It hasn”t been an easy ride for the members of Tantric. Bassist Jesse Vest, guitarist Todd Whitener and drummer Matt Taul enjoyed a modicum of rock stardom as three-fourths of the original lineup of Days of the New. When mercurial singer/songwriter Travis Meeks booted them back into obscurity in November 1998, the exiled trio could easily have quit the biz. Instead, they stuck together, hooked up with vocalist Hugo Ferreira (formerly of Detroit band Merge), and signed to Madonna”s Maverick Records. But before Tantric”s demo found its way to the right person at Maverick, the band was scraping to get by. When Ferreira moved from Detroit to Louisville to join Tantric (then known as C-14), he discovered that his new bandmates had swallowed a great deal of pride in order to stay together and make music. When he arrived in Kentucky, Ferreira says, “the bass player was working at Hooters cooking wings, the guitarist was picking up what he could, and you don”t want to know what the drummer was doing.” Eventually they got their break, and the chance to make Travis Meeks eat crow with their self-titled debut album. So at the end of the day, whether or not they achieve any measure of industry success, the members of Tantric get points for resiliency.
That”s the good news.
The bad news is that while the album is long on spiritual vibes and slick guitar work, it”s short on originality and inventiveness. Breaking new musical ground was never the strong point of Days of the New, and their eponymous debut finds Tantric similarly struggling to transcend their early-“90s grunge roots. Many of the songs adhere curiously to the old Days of the New aesthetic, which is no way for the band to make a name for themselves outside of Meeks” shadow. To put it mildly, there”s a great deal of borrowing going on here. The melodies are cookie-cutter Alice In Chains, and Ferreira seems to be impersonating his two favorite Scotts, namely Stapp and Weiland. The opening drum lick to “Live Your Life (Down)” bears an uncanny resemblance to the infectious intro to Alice In Chains” “No Excuses,” and the harmony vocals in “Astounded” and “I”ll Stay Here” sound as if Layne Staley and Jerry Cantrell dropped by the studio to chat with Tantric about getting a share of the album royalties, but were instead duped into singing backups.

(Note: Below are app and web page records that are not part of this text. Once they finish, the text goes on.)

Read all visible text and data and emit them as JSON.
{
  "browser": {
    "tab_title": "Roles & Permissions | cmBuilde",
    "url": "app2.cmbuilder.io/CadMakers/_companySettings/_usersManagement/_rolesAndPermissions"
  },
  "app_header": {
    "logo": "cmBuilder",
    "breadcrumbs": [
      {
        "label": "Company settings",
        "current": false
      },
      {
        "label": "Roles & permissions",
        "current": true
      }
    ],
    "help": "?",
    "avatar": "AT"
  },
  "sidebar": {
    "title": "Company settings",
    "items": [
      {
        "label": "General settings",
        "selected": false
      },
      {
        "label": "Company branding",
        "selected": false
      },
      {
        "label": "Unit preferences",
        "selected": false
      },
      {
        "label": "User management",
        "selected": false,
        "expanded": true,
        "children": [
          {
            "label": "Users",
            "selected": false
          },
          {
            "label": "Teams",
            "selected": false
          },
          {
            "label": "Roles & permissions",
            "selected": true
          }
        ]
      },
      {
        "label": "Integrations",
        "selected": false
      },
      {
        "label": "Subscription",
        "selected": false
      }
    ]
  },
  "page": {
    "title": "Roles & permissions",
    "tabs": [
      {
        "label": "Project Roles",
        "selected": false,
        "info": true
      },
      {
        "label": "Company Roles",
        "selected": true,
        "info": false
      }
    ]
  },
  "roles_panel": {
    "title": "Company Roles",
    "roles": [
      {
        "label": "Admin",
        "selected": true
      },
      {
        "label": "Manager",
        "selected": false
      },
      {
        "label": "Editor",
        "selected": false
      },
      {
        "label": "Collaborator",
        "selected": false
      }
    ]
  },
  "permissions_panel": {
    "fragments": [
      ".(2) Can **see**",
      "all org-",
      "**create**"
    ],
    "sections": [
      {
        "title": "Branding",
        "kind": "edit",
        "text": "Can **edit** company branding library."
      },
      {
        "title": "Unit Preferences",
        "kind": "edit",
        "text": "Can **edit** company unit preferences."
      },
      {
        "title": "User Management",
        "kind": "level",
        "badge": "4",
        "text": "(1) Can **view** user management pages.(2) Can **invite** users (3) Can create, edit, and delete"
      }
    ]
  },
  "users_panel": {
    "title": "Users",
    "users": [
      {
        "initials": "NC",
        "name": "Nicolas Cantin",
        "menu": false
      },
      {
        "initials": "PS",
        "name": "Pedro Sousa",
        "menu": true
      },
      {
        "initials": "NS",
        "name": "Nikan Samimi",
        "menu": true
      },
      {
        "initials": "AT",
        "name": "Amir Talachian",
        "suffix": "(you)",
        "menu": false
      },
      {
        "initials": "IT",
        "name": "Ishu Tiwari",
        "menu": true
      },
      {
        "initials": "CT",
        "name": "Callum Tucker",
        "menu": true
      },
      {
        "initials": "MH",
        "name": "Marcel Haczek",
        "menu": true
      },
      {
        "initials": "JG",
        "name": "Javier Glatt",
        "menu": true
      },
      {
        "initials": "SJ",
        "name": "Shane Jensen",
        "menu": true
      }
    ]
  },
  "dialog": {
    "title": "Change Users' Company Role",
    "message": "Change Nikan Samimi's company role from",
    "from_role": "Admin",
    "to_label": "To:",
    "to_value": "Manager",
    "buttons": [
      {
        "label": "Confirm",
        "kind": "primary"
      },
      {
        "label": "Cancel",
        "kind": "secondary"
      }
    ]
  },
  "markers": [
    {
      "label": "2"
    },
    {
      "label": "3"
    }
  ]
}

Larceny aside, Tantric has its moments. The full-bodied production of Toby Wright (who, wouldn”t you know it, also worked with Alice In Chains) accents the band”s strengths nicely, and when the quartet leaves behind the played-out grunge-isms to write songs, the results are remarkable. On songs like the rollicking “Breakdown,” the album”s first single, Ferreira”s vocal delivery takes on an element of confidence and clarity that put Scott Stapp”s best efforts to shame. Lyrically, Ferreira deals in universal, ambiguous sentiments that may fail to get his message across. He redeems himself, however, by singing like a man posessed on songs like “All To Myself” and the catchy, emotive “Mourning,” the album”s most compelling track. “Mourning” is where the band really comes into its own, offering up tasty layered guitars, raw emotion, and even a well-placed piano interlude in lieu of the usual growling repetition of chorus.
The album”s spiritual vibe comes off as less contrived than Creed but less genuine than, oh, say, Alice In Chains. Tantric”s mantra is positivity, but Ferreira has work to do if he wants to articulate his abstract ideas into something more tangible. The words “unfulfilled potential” come to mind when on one song Ferreira hits us with a line like “out of all this hurt we have/beauty thus become” (in “Mourning”), but on the next can only muster up filler like “hey hey hey, i just found my way/all you stupid fuckers walk around astounded” (in “Astounded”). It is this kind of inconsistency that keeps Tantric from achieving post-grunge greatness.
Taul, Vest and Whitener may yet make Travis Meeks regret giving them the axe, but on their self-titled debut, they fall short of forging their own identity. This band, which takes its name from Buddhist sexual practices, has a bright future but it is apparent that Tantric has yet to reach its climax.